Pastrix: The Cranky, Beautiful Faith of a Sinner and Saint by Nadia Bolz-Weber (Jericho, $22.00)
"It's been a long time since I have read a memoir. When we got this in the store I was instantly intrigued. Nadia isn't a typical pastor, she is covered in tattoos, curses, had an incredibly hard past and grew up with a hesitant relationship towards the church. Just coming from a missions trip I was intrigued by her story of overcoming stereotypes, seeing God take her out of the terrible situations she got herself into and starting a church for people just like herself. This is a mind stretching, rethinking book about the stereotypes we put on people who enter the church and are longing for a relationship with Jesus but whom we tend to push away with our actions, words, and unwelcomeness."

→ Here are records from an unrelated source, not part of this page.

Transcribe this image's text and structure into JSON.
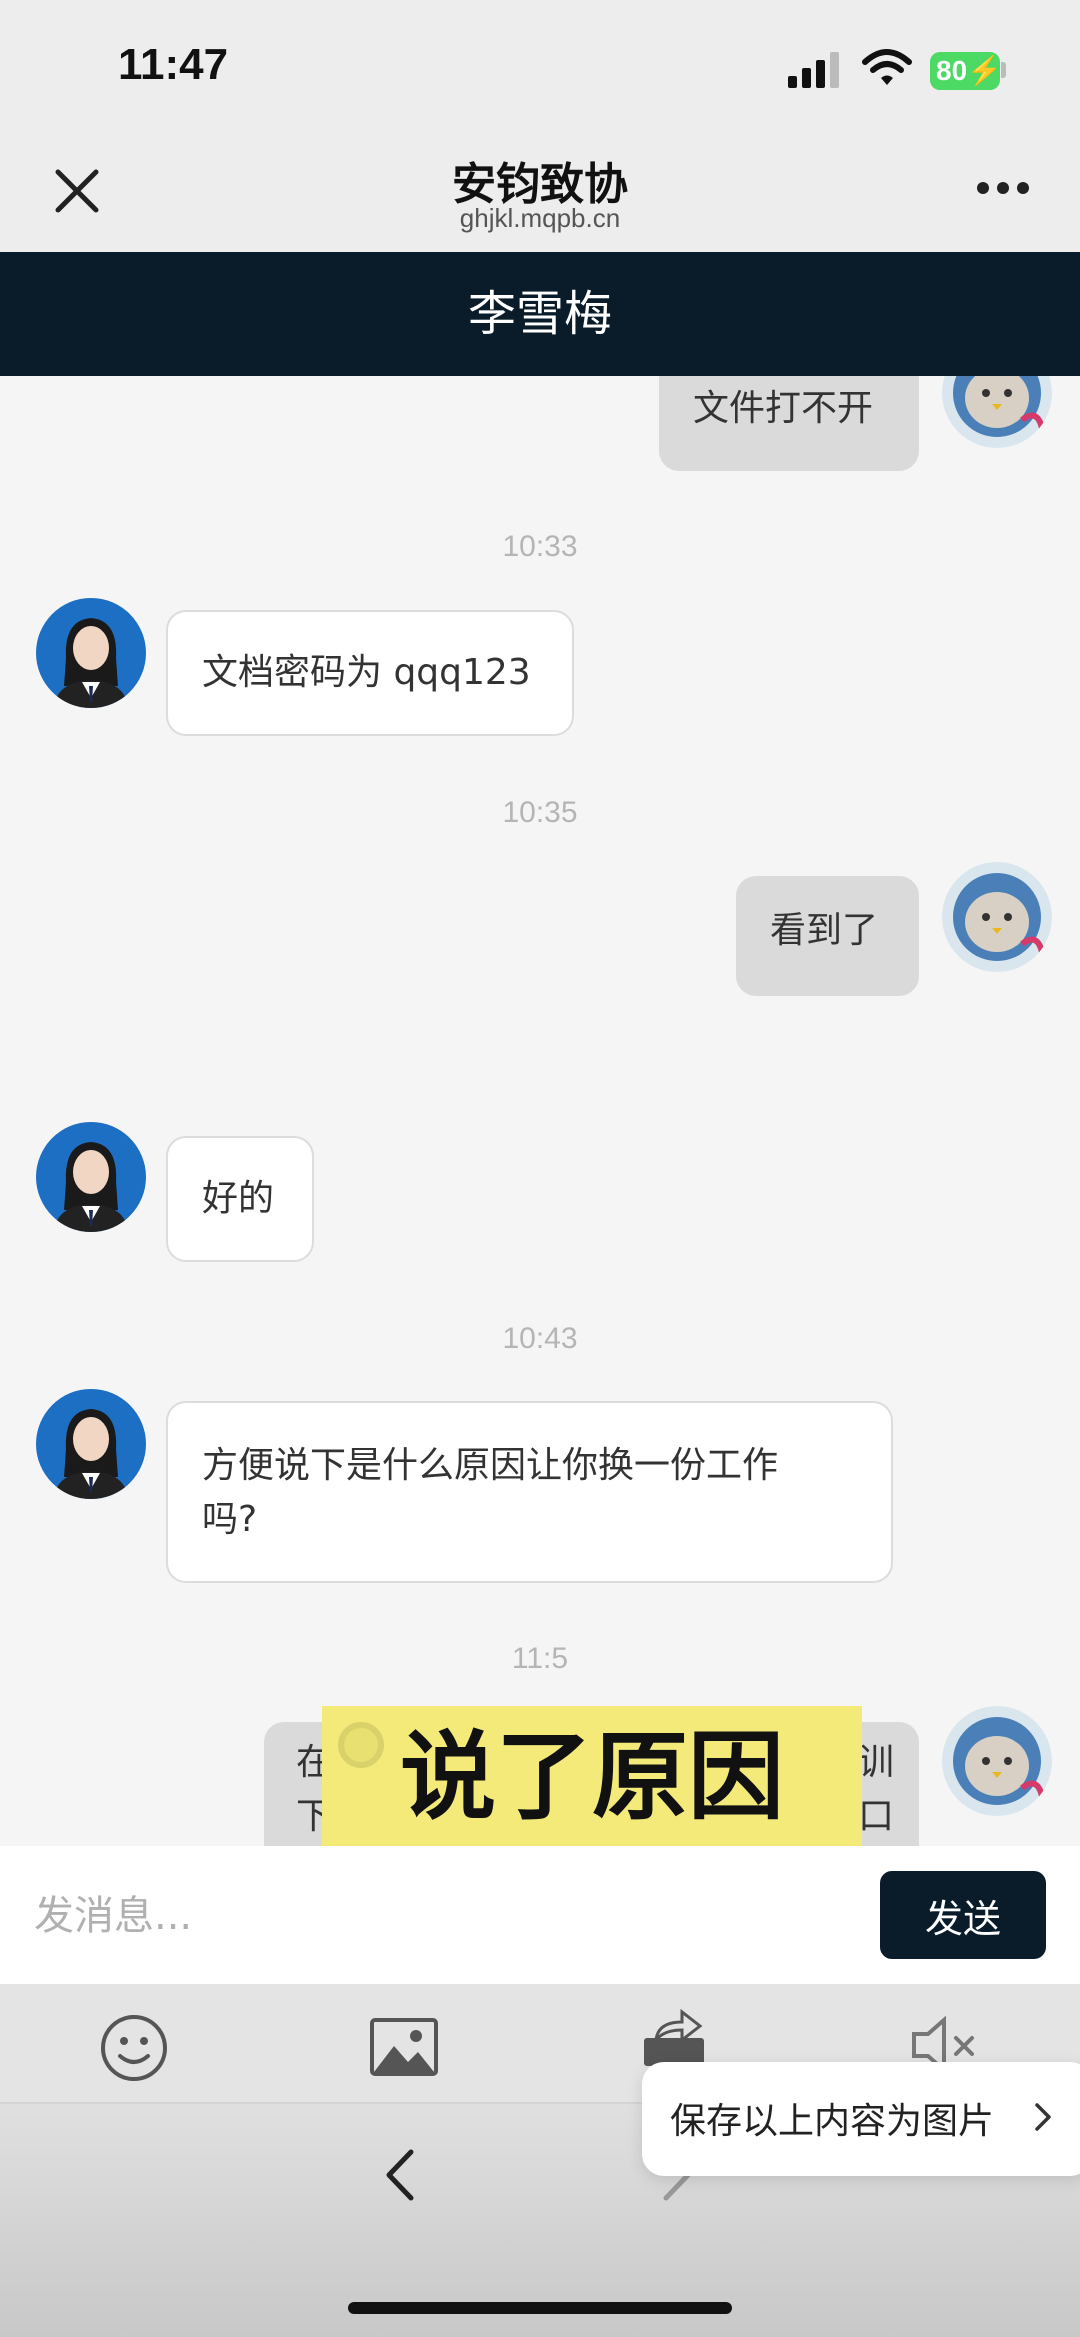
{
  "status_bar": {
    "time": "11:47",
    "battery": "80"
  },
  "header": {
    "title": "安钧致协",
    "url": "ghjkl.mqpb.cn"
  },
  "contact": {
    "name": "李雪梅"
  },
  "messages": [
    {
      "direction": "out",
      "text": "文件打不开"
    },
    {
      "timestamp": "10:33"
    },
    {
      "direction": "in",
      "text": "文档密码为 qqq123"
    },
    {
      "timestamp": "10:35"
    },
    {
      "direction": "out",
      "text": "看到了"
    },
    {
      "direction": "in",
      "text": "好的"
    },
    {
      "timestamp": "10:43"
    },
    {
      "direction": "in",
      "text_line1": "方便说下是什么原因让你换一份工作",
      "text_line2": "吗?"
    },
    {
      "timestamp": "11:5"
    },
    {
      "direction": "out",
      "text_partial_left": "在",
      "text_partial_left2": "下",
      "text_partial_right": "训",
      "text_partial_right2": "口"
    }
  ],
  "overlay": {
    "caption": "说了原因"
  },
  "input": {
    "placeholder": "发消息...",
    "send_label": "发送"
  },
  "toolbar": {
    "icons": [
      "emoji-icon",
      "image-icon",
      "share-icon",
      "mute-icon"
    ]
  },
  "popup": {
    "save_label": "保存以上内容为图片"
  },
  "colors": {
    "accent": "#0a1c2a",
    "caption_bg": "#f3ea7a",
    "battery": "#4cd964"
  }
}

The last book I completed in 2013 was also, in my mind, my most life changing. It is a absolute must read for any pastor or churchleader who wants to truly impact their community in a meaningful, Spirit-led way. Sometimes we lose perspective and Pastor Andy Stanley drives people to regain their perspective and stop looking beyond those who are at your doorstep. He makes the case that we (the Church) should stop saying we're doing the work of Jesus and just get to work. Good reminded for any person who calls themselves a Christian.
America Again: Re-Becoming the Greatness We Never Weren't by Stephen Colbert
I love me some good satire, that is for sure. Stephen Colbert (of the Colbert Report on Comedy Central), TV's resident king of satire, is at it again in his second book that focuses on social issues and political banter. Colbert's witty, twisted sense of humor cuts deep to the heart of so many controversial and divisive issues in our American culture and I have found it to be therapeutic. No matter if you watch Colbert's show every night or have never heard of him in your life you would do good to give this book a shot. One thing I will guarantee, you will laugh.
Stuff Christians Like by Jonathan Acuff
This book really helped me learn to laugh at myself. Christians (like myself) sometimes take themselves way too seriously and need to learn to simply lighten up and learn to live with more true joy in their hearts. Acuff puts an amazingly brilliant spin on so many things in Church culture like prayer circles, mega churches, and the vital role of swearing. In the middle of the laughs and chuckles this book will provide you will also be able to see some pretty unstated truths. The first of them is Acuff's premise .... God loves us and He made us to laugh!
Heaven and Hell: My Life in the Eagles (1974-2001) by Don Felder
Ever since I was a little kid riding around with my dad in his 1995 beat up Geo Metro the Eagles have been a huge part of my life. They are literally the first band I remember when I look back on my life. My father taught me to appreciate their impact on modern music and Don Felder was a crucial component in that appreciation. This book gives a great, insightful look into one of the most influential music group of the 20th century. It's a winner through and through.
Suicide Squad Vol 1. - Kicked in the Teeth by Adam Glass
Comics are my weakness when it comes to literature. For a comic to really stand out to me at this point ithas to be the perfect mix of imaginative art, deep storytelling, and above all fun! Suicide Squad does exactly that in the first volume of the DC New 52 reboot. If you're new to comics or a salty veteran get this book and be prepared to enjoy every second.